Type of goods: fashion and home accessories
Rating: **** (4 out of 5)
Last fall, the landlord of Pedder Building, one of the last remaining pre-war commercial buildings in Central, kicked out long-time tenant Shanghai Tang to make room for American retailer Abercrombie & Fitch. When it comes to vying for the city’s most coveted address, a home grown label is no match against the muscles of a preppy frat boy. Since its eviction, Shanghai Tang had been on a mad hunt for a new home, until it finally settled for a hard-to-find, easy-to-miss building on a cul-de-sac in Central called Duddell Street. The three-level flagship store, the largest branch in the world, finally opened two weeks ago.
|Shanghai Tang on Duddell Street|

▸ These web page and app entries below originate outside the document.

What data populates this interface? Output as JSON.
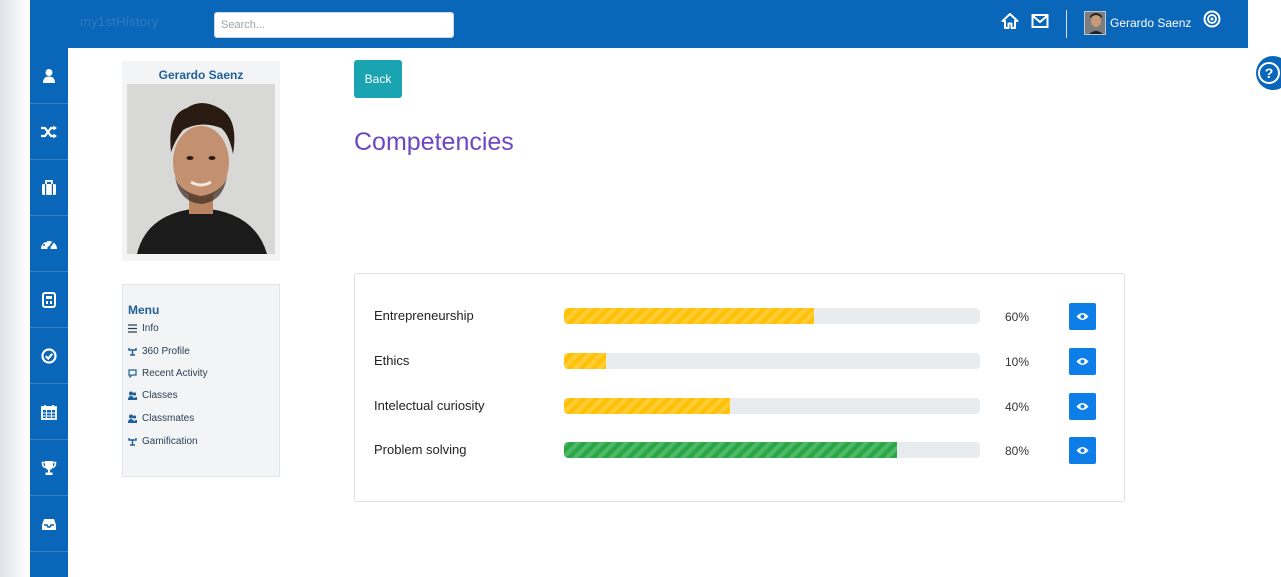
{
  "topbar": {
    "logo_text": "my1stHistory",
    "search_placeholder": "Search...",
    "user_name": "Gerardo Saenz"
  },
  "rail": {
    "icons": [
      "user-icon",
      "shuffle-icon",
      "briefcase-icon",
      "dashboard-icon",
      "calculator-icon",
      "check-circle-icon",
      "calendar-icon",
      "trophy-icon",
      "inbox-icon"
    ]
  },
  "profile": {
    "name": "Gerardo Saenz"
  },
  "menu": {
    "title": "Menu",
    "items": [
      {
        "label": "Info",
        "icon": "list-icon"
      },
      {
        "label": "360 Profile",
        "icon": "tree-icon"
      },
      {
        "label": "Recent Activity",
        "icon": "comment-icon"
      },
      {
        "label": "Classes",
        "icon": "users-icon"
      },
      {
        "label": "Classmates",
        "icon": "users-icon"
      },
      {
        "label": "Gamification",
        "icon": "tree-icon"
      }
    ]
  },
  "main": {
    "back_label": "Back",
    "title": "Competencies"
  },
  "competencies": [
    {
      "name": "Entrepreneurship",
      "percent": 60,
      "percent_label": "60%",
      "color": "#ffc107"
    },
    {
      "name": "Ethics",
      "percent": 10,
      "percent_label": "10%",
      "color": "#ffc107"
    },
    {
      "name": "Intelectual curiosity",
      "percent": 40,
      "percent_label": "40%",
      "color": "#ffc107"
    },
    {
      "name": "Problem solving",
      "percent": 80,
      "percent_label": "80%",
      "color": "#28a745"
    }
  ],
  "colors": {
    "brand_blue": "#0a66b8",
    "title_purple": "#6f46c2",
    "back_teal": "#1aa3b0",
    "view_blue": "#0d7ee8"
  }
}
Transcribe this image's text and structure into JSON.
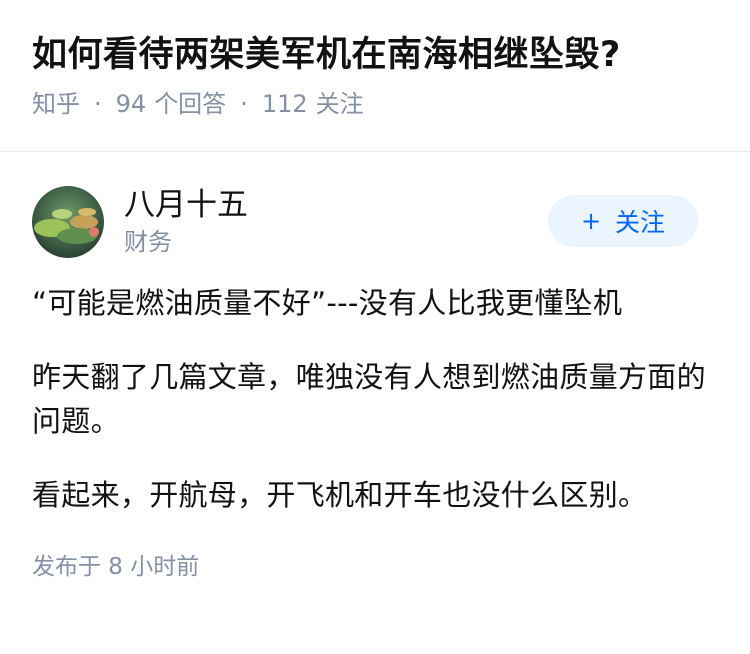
{
  "question": {
    "title": "如何看待两架美军机在南海相继坠毁?",
    "source": "知乎",
    "answer_count": "94",
    "answer_label": "个回答",
    "follow_count": "112",
    "follow_label": "关注"
  },
  "answer": {
    "author": {
      "name": "八月十五",
      "headline": "财务",
      "avatar_icon": "lotus-avatar-image"
    },
    "follow_button": {
      "icon": "+",
      "label": "关注"
    },
    "paragraphs": [
      "“可能是燃油质量不好”---没有人比我更懂坠机",
      "昨天翻了几篇文章，唯独没有人想到燃油质量方面的问题。",
      "看起来，开航母，开飞机和开车也没什么区别。"
    ],
    "post_time": "发布于  8 小时前"
  },
  "colors": {
    "meta_gray": "#8590a6",
    "follow_bg": "#ebf5ff",
    "follow_text": "#0066ff",
    "text": "#121212"
  }
}
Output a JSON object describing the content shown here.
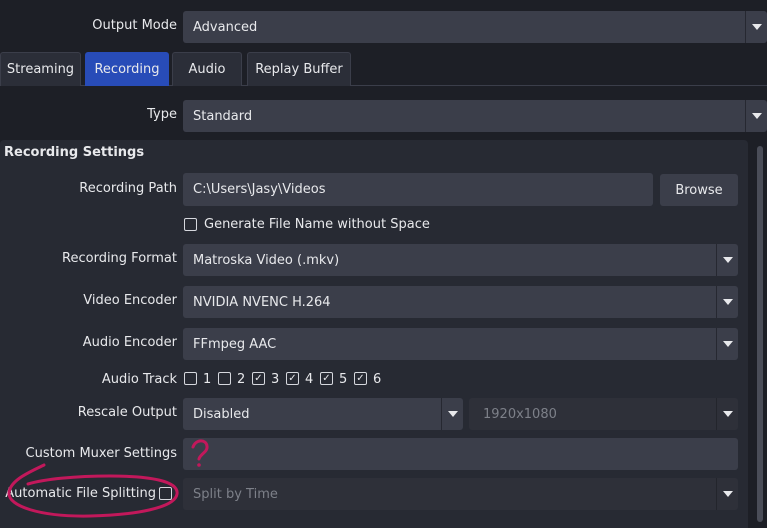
{
  "output_mode": {
    "label": "Output Mode",
    "value": "Advanced"
  },
  "tabs": [
    {
      "label": "Streaming",
      "active": false
    },
    {
      "label": "Recording",
      "active": true
    },
    {
      "label": "Audio",
      "active": false
    },
    {
      "label": "Replay Buffer",
      "active": false
    }
  ],
  "type": {
    "label": "Type",
    "value": "Standard"
  },
  "section_title": "Recording Settings",
  "recording_path": {
    "label": "Recording Path",
    "value": "C:\\Users\\Jasy\\Videos",
    "browse_label": "Browse"
  },
  "generate_filename": {
    "label": "Generate File Name without Space",
    "checked": false
  },
  "recording_format": {
    "label": "Recording Format",
    "value": "Matroska Video (.mkv)"
  },
  "video_encoder": {
    "label": "Video Encoder",
    "value": "NVIDIA NVENC H.264"
  },
  "audio_encoder": {
    "label": "Audio Encoder",
    "value": "FFmpeg AAC"
  },
  "audio_track": {
    "label": "Audio Track",
    "tracks": [
      {
        "label": "1",
        "checked": false
      },
      {
        "label": "2",
        "checked": false
      },
      {
        "label": "3",
        "checked": true
      },
      {
        "label": "4",
        "checked": true
      },
      {
        "label": "5",
        "checked": true
      },
      {
        "label": "6",
        "checked": true
      }
    ]
  },
  "rescale_output": {
    "label": "Rescale Output",
    "value": "Disabled",
    "resolution": "1920x1080"
  },
  "custom_muxer": {
    "label": "Custom Muxer Settings",
    "value": ""
  },
  "auto_split": {
    "label": "Automatic File Splitting",
    "checked": false,
    "mode": "Split by Time"
  },
  "annotation": {
    "question_mark": "?",
    "color": "#c2185b"
  },
  "colors": {
    "accent": "#284cb8",
    "background": "#1d1f26",
    "panel": "#272a33",
    "control": "#3b3e4a"
  }
}
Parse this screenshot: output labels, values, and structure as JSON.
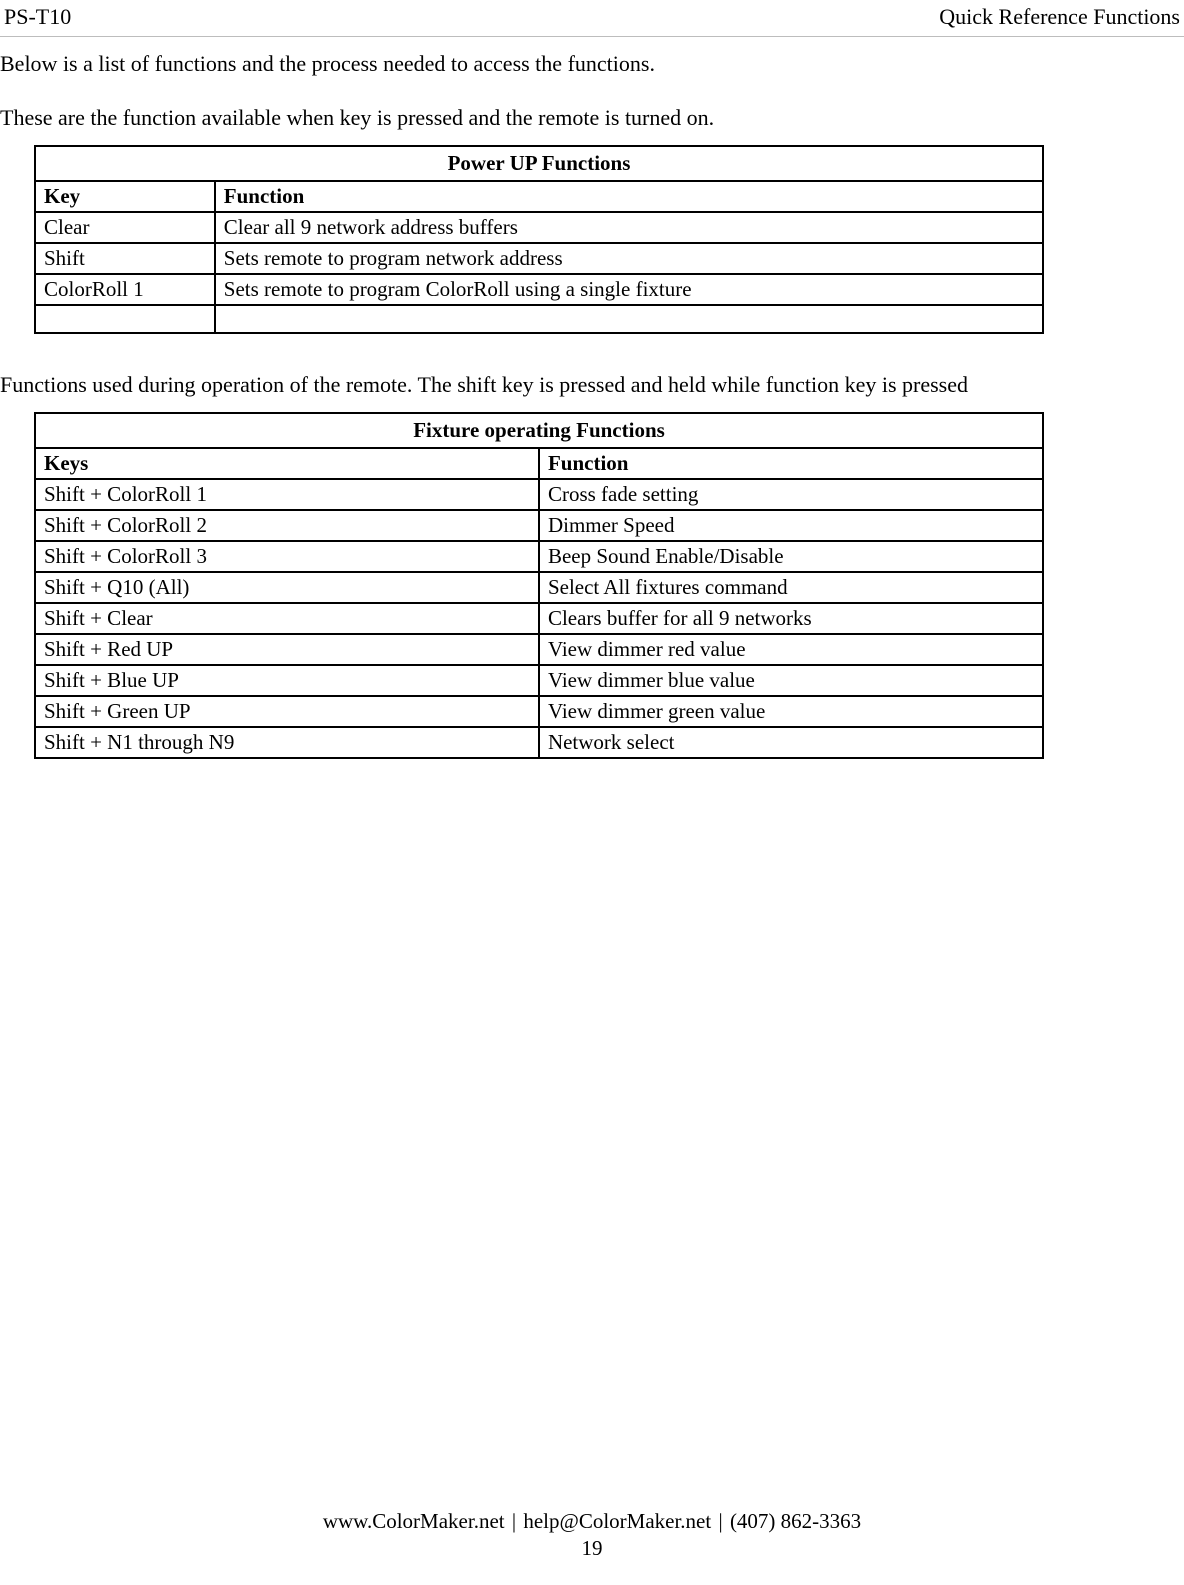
{
  "header": {
    "left": "PS-T10",
    "right": "Quick Reference Functions"
  },
  "intro": "Below is a list of functions and the process needed to access the functions.",
  "section1": {
    "lead": "These are the function available when key is pressed and the remote is turned on.",
    "title": "Power UP Functions",
    "col1": "Key",
    "col2": "Function",
    "rows": [
      {
        "key": "Clear",
        "fn": "Clear all 9 network address buffers"
      },
      {
        "key": "Shift",
        "fn": "Sets remote to program network address"
      },
      {
        "key": "ColorRoll 1",
        "fn": "Sets remote to program ColorRoll using a single fixture"
      },
      {
        "key": "",
        "fn": ""
      }
    ]
  },
  "section2": {
    "lead": "Functions used during operation of the remote. The shift key is pressed and held while function key is pressed",
    "title": "Fixture operating Functions",
    "col1": "Keys",
    "col2": "Function",
    "rows": [
      {
        "key": "Shift + ColorRoll 1",
        "fn": "Cross fade setting"
      },
      {
        "key": "Shift + ColorRoll 2",
        "fn": "Dimmer Speed"
      },
      {
        "key": "Shift + ColorRoll 3",
        "fn": "Beep Sound Enable/Disable"
      },
      {
        "key": "Shift + Q10 (All)",
        "fn": "Select All fixtures command"
      },
      {
        "key": "Shift + Clear",
        "fn": "Clears buffer for all 9 networks"
      },
      {
        "key": "Shift + Red UP",
        "fn": "View dimmer red value"
      },
      {
        "key": "Shift + Blue UP",
        "fn": "View dimmer blue value"
      },
      {
        "key": "Shift + Green UP",
        "fn": "View dimmer green value"
      },
      {
        "key": "Shift + N1 through N9",
        "fn": "Network select"
      }
    ]
  },
  "footer": {
    "site": "www.ColorMaker.net",
    "email": "help@ColorMaker.net",
    "phone": "(407) 862-3363",
    "page": "19",
    "sep": "|"
  }
}
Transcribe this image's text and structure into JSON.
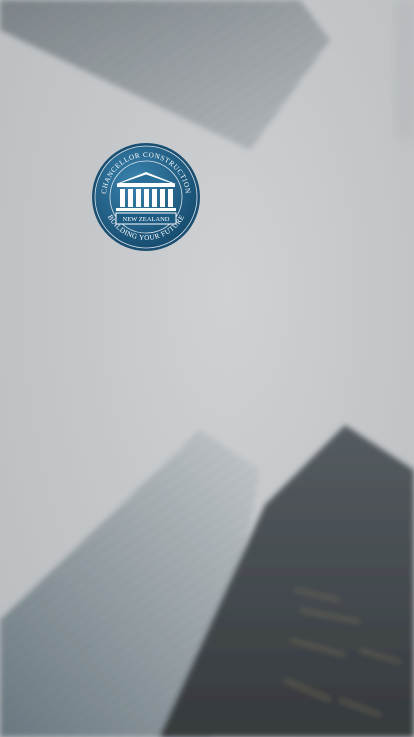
{
  "app": {
    "name": "Chancellor Construction",
    "screen": "splash"
  },
  "logo": {
    "top_text": "CHANCELLOR  CONSTRUCTION",
    "banner_text": "NEW ZEALAND",
    "bottom_text": "BUILDING YOUR FUTURE",
    "icon": "classical-building-icon"
  },
  "background": {
    "icon": "foggy-skyscrapers-photo"
  },
  "colors": {
    "badge_outer": "#1d5a82",
    "badge_inner": "#2a6f9a",
    "badge_text": "#ffffff",
    "sky": "#c8cacd",
    "building_dark": "#1c2126"
  }
}
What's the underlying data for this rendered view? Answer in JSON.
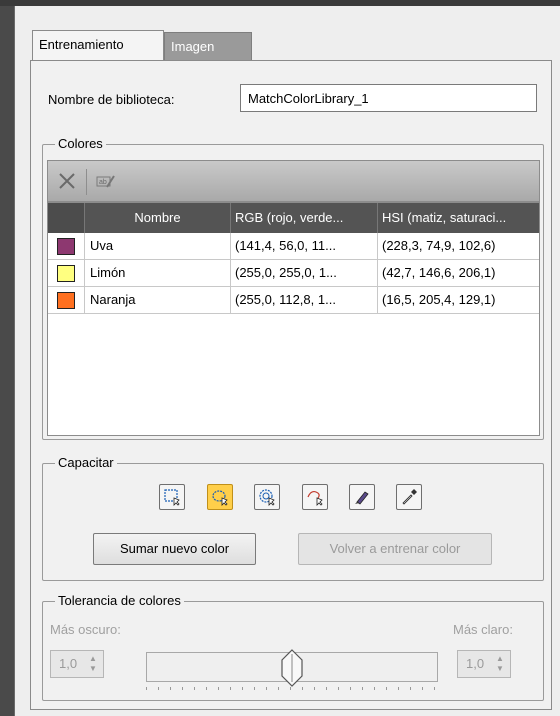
{
  "tabs": [
    {
      "label": "Entrenamiento",
      "active": true
    },
    {
      "label": "Imagen",
      "active": false
    }
  ],
  "library": {
    "label": "Nombre de biblioteca:",
    "value": "MatchColorLibrary_1"
  },
  "colores": {
    "title": "Colores",
    "toolbar": {
      "delete_icon": "close-x-icon",
      "rename_icon": "rename-text-icon"
    },
    "columns": [
      "Nombre",
      "RGB (rojo, verde...",
      "HSI (matiz, saturaci..."
    ],
    "rows": [
      {
        "name": "Uva",
        "rgb": "(141,4, 56,0, 11...",
        "hsi": "(228,3, 74,9, 102,6)",
        "color": "#8d3870"
      },
      {
        "name": "Limón",
        "rgb": "(255,0, 255,0, 1...",
        "hsi": "(42,7, 146,6, 206,1)",
        "color": "#ffff80"
      },
      {
        "name": "Naranja",
        "rgb": "(255,0, 112,8, 1...",
        "hsi": "(16,5, 205,4, 129,1)",
        "color": "#ff7020"
      }
    ]
  },
  "capacitar": {
    "title": "Capacitar",
    "tools": [
      {
        "icon": "rectangle-select-icon",
        "active": false
      },
      {
        "icon": "lasso-select-icon",
        "active": true
      },
      {
        "icon": "magic-wand-select-icon",
        "active": false
      },
      {
        "icon": "freeform-select-icon",
        "active": false
      },
      {
        "icon": "brush-icon",
        "active": false
      },
      {
        "icon": "eyedropper-icon",
        "active": false
      }
    ],
    "add_button": "Sumar nuevo color",
    "retrain_button": "Volver a entrenar color"
  },
  "tolerancia": {
    "title": "Tolerancia de colores",
    "darker_label": "Más oscuro:",
    "lighter_label": "Más claro:",
    "darker_value": "1,0",
    "lighter_value": "1,0",
    "slider_position": 0.5
  }
}
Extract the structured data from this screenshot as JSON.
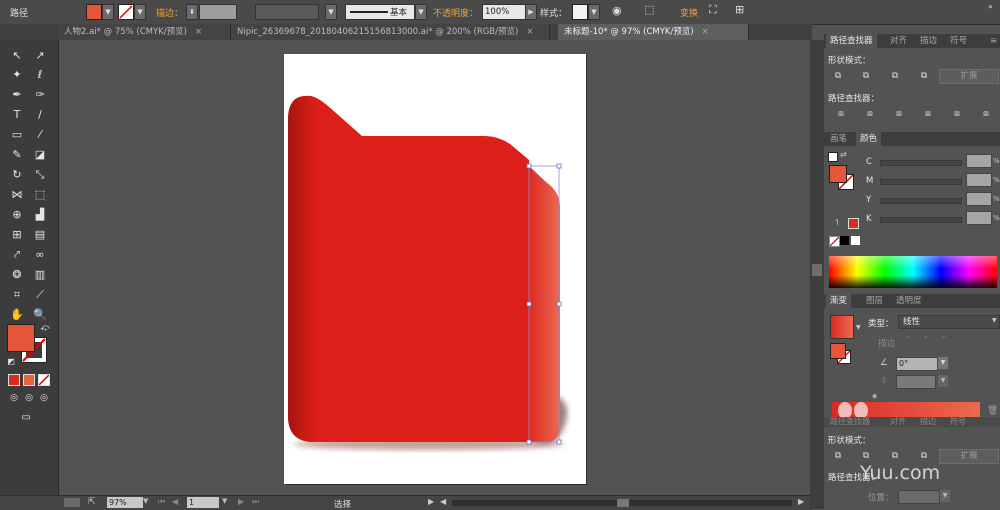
{
  "control_bar": {
    "title": "路径",
    "stroke_label": "描边：",
    "stroke_style": "基本",
    "opacity_label": "不透明度：",
    "opacity_value": "100%",
    "style_label": "样式：",
    "transform_label": "变换",
    "fill_color": "#e5553a"
  },
  "tabs": [
    {
      "label": "人物2.ai* @ 75% (CMYK/预览)",
      "close": "×"
    },
    {
      "label": "Nipic_26369678_20180406215156813000.ai* @ 200% (RGB/预览)",
      "close": "×"
    },
    {
      "label": "未标题-10* @ 97% (CMYK/预览)",
      "close": "×"
    }
  ],
  "status_bar": {
    "zoom": "97%",
    "artboard": "1",
    "mode": "选择"
  },
  "pathfinder_panel": {
    "tabs": [
      "路径查找器",
      "对齐",
      "描边",
      "符号"
    ],
    "shape_modes_label": "形状模式：",
    "pathfinder_label": "路径查找器：",
    "expand_label": "扩展"
  },
  "color_panel": {
    "tabs": [
      "画笔",
      "颜色"
    ],
    "channels": [
      "C",
      "M",
      "Y",
      "K"
    ],
    "pct": "%"
  },
  "gradient_panel": {
    "tabs": [
      "渐变",
      "图层",
      "透明度"
    ],
    "type_label": "类型：",
    "type_value": "线性",
    "stroke_label": "描边",
    "angle_value": "0°",
    "start_color": "#dc2a22",
    "end_color": "#ec6a50"
  },
  "pathfinder_panel_2": {
    "tabs": [
      "路径查找器",
      "对齐",
      "描边",
      "符号"
    ],
    "shape_modes_label": "形状模式：",
    "expand_label": "扩展",
    "pathfinder_label": "路径查找器：",
    "position_label": "位置："
  },
  "watermark": "Yuu.com",
  "colors": {
    "folder_red": "#dc1f18",
    "folder_dark": "#b21411",
    "accent_orange": "#f0a040"
  }
}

Shanghai Tang is not for Chinese people. Founded by pathological Anglophile David Tang (鄧永鏘), the label’s main clientele are expat women looking for a body-hugging qipao (旗袍) for their next formal dinner or wedding reception. After all, what white girl living in Hong Kong doesn’t want to look like Maggie Cheung in In the Mood for Love (花樣年華)? To the Cantonese population, however, Shanghai Tang is just a tourist trap. None of the label's faux-Chinese motifs or Hi-Lighter colors appeals to our esthetics. Local shoppers would rather pay a bit more and get their hands on a piece of Prada or Gucci. Let's face it, most of us think of Shanghai Tang as little more than an overpriced version of G.O.D. (住好啲). No offense to either brand.
|One of Maggie Cheung's many changes|
of qipao in In the Mood for Love
I actually like Shanghai Tang and I was curious about their new flagship. So last week I paid them a visit during lunch time. There weren’t a lot of shoppers, just a half dozen Caucasian women trying on clothes while the in-store tailor took their measurements. Knowing that their men’s clothes are designed for the larger-framed Caucasian man (that, and I don't wear Mao suits much these days), I headed straight to home accessories. Over the years, the home collection has grown beyond tableware and picture frames to include coffee machines (in collaboration with Nespresso), mahjong sets and even bicycles.
While browsing, I noticed a velvet rope blocking the staircase leading to the third floor. I asked the store manager what that was. “A French restaurant, sir, to be opened in September this year,” she answered. “Will it look like another China Club, you know, David Tang’s restaurant?” I asked instinctively. The manager was quick to remind me that in 1998 Tang sold the business to the Richemont Group, which also owns Cartier, Dunhill and Montblanc. “The restaurant will look more like M on the Bund in Shanghai. There’ll also be a bar on the fourth floor,” she added. Apple martini in a bright fuchsia glass, I like!
|Generous shopping space at the new flagship store|
Shanghai Tang's new flagship store makes for a very pleasant shopping experience, that is if you like their stuff and don’t mind the hefty price tag. The store has plenty of open space and the well-trained staff goes out of their way to be helpful. And if you have trouble finding the store, just head toward the noisiest spot on Queen’s Road Central. The building is next door to the Shanghai Commercial Bank construction site that runs an ear-spliting, ground-shaking pile driver everyday from dawn till dusk. Much to Shanghai Tang’s chagrin, construction will likely go on for another couple of years.
* * *
UPDATE: Since the flagship store opened this April, sales have fallen far short of expectations primarily due to its out of the way location. The store manager told me that shoppers, especially those unfamiliar with the Central area, have trouble finding Duddell Street. The noisy construction site next door doesn't help matters. Management has also abandoned plans to open a restaurant on the third floor, citing "difficulties in securing a restaurant license." That, I surmise, is her tactful way of telling me that no one would eat at a restaurant they can't find. When it comes to retail, it's location, location, location.